Q: Were you able to find any trends in your data in terms of individuals who are being screened for the first time vs. those coming in for follow-up testing?
We didn’t look at that data, but that’s a very good question. The data in most settings show that people who initially had a prior colonoscopy had less fear, less mistrust, higher comfort levels, and more knowledge about the preparation and steps of a colonoscopy. No-show rates and cancellation rates tend to be higher for individuals who are getting their colonoscopy for the first time compared to those who are getting their follow-up colonoscopy.
Q: What is a general message you want people to understand about colonoscopies and CRC?
While we made a lot of advancements in our understanding of how CRC occurs and we made progress in terms of changing policies to help reduce copayments and additional burdens for patients, I think we have a long way to go. We don’t really have a good understanding of why we are seeing so much early-onset CRC, and we really need to focus on efforts on trying to make sure everyone is up-to-date with CRC screening because it is such a preventable disease. We still have a lot of work to do to decrease the overall burden of CRC and reduce CRC-related morbidity and mortality.
Q: In May 2021, the US Preventive Services Task Force (USPSTF) revised the CRC screening age for average-risk adults to 45 years.
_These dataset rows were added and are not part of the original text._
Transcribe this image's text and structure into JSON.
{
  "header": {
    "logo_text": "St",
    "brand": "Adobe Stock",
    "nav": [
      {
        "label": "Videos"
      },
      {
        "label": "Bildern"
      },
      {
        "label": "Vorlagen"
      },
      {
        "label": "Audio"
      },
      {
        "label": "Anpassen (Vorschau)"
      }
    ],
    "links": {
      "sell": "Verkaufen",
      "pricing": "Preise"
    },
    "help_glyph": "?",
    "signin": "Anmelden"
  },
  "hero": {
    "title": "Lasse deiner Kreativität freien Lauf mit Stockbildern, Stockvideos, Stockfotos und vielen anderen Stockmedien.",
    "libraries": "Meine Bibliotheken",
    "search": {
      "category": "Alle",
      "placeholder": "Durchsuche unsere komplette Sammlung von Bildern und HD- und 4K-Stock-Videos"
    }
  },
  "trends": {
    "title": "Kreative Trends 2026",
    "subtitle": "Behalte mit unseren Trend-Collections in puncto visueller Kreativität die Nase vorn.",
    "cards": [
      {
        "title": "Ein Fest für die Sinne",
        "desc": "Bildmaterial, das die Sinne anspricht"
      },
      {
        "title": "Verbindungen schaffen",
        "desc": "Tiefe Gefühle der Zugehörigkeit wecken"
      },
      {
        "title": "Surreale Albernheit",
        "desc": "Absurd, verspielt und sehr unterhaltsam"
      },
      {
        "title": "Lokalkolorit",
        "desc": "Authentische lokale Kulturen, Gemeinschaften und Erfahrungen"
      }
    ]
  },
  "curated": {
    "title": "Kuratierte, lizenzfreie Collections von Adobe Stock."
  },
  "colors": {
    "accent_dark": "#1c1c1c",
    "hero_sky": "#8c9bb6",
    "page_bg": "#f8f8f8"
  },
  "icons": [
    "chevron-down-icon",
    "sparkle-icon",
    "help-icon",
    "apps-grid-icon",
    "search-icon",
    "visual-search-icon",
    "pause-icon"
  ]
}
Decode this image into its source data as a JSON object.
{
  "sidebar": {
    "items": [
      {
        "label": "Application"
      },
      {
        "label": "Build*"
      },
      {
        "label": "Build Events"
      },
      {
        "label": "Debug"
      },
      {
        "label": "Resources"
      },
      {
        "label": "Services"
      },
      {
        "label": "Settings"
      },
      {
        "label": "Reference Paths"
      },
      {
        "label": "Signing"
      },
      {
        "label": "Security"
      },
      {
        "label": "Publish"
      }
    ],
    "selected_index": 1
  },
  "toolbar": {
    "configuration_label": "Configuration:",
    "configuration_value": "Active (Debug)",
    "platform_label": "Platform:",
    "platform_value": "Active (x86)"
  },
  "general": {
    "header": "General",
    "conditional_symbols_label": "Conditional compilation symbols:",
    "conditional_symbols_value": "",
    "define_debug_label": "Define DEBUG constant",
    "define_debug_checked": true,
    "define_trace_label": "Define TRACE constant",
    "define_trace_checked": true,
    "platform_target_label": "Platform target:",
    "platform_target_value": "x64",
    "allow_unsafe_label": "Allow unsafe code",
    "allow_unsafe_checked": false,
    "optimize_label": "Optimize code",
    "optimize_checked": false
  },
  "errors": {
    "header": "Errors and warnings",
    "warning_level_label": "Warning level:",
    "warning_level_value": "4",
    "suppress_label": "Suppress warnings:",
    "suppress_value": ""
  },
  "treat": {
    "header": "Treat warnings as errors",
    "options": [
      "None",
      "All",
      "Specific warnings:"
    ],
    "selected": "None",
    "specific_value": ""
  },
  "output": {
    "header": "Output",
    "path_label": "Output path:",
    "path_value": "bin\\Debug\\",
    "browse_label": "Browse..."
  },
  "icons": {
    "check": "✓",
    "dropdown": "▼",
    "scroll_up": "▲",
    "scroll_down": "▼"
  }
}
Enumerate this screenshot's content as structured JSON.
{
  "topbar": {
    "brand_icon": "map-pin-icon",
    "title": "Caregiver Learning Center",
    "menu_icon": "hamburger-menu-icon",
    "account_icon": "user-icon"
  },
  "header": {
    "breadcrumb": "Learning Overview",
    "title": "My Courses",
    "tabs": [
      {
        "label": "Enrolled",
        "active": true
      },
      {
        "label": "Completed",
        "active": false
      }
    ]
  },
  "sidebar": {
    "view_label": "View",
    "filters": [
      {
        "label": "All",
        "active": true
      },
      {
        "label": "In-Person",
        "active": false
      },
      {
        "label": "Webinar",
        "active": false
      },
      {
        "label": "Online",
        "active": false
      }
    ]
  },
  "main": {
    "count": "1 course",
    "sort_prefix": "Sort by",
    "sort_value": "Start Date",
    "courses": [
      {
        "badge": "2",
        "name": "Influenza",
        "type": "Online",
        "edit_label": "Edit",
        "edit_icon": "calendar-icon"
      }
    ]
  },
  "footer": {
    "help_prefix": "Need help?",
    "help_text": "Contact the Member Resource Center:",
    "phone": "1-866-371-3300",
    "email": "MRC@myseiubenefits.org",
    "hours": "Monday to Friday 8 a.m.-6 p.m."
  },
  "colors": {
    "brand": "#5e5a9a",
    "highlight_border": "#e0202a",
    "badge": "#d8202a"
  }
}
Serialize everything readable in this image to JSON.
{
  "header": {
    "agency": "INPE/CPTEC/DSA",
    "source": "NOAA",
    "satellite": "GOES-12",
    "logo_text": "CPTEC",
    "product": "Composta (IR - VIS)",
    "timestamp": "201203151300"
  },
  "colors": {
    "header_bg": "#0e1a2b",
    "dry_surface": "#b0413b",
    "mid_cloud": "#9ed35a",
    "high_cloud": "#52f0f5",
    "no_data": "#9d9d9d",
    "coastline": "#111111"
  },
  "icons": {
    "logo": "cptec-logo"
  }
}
Disparities in screening rates can potentially extend to adults ages 45 to 49 as the new USPSTF recommendations are implemented. What do you think about these changes? What do you see in the clinic as these updated guidelines are being implemented, especially in the context of insurance coverage.
We were waiting to see how long it would be before that came into effect in Minnesota, and more importantly, how long it would take our providers to implement the guidelines and refer patients for CRC screening. A lot of our referrals come from primary care physicians, family physicians, and OB/GYNs.
What we have observed in Minnesota is our insurances are covering screening, providers are recommending screening, and patients are actually coming in to get their screening done, which is very exciting. We’ve seen a steady increase in the number of people within the 45–50 age group and within the 50–55 age group who come in for CRC screening. With the 50–55 age group, we’ve noticed that individuals get guilted or their age is used as leverage to come in to get screened sooner as the updated guidelines now recommend screening for adults ages 45 to 49. One additional detail I have noticed is that more women are coming to get screened at earlier ages compared to men. I think that there are still going to be hard-to-reach communities that will need more intentional outreach, but overall, it is a good trend to see more people coming in to get their screening done sooner.
Sahar Alam is a Colorectal Cancer Prevention Intern at the Colon Cancer Foundation.
This story was published by Colon Cancer Foundation on August 19, 2022. It is republished with permission.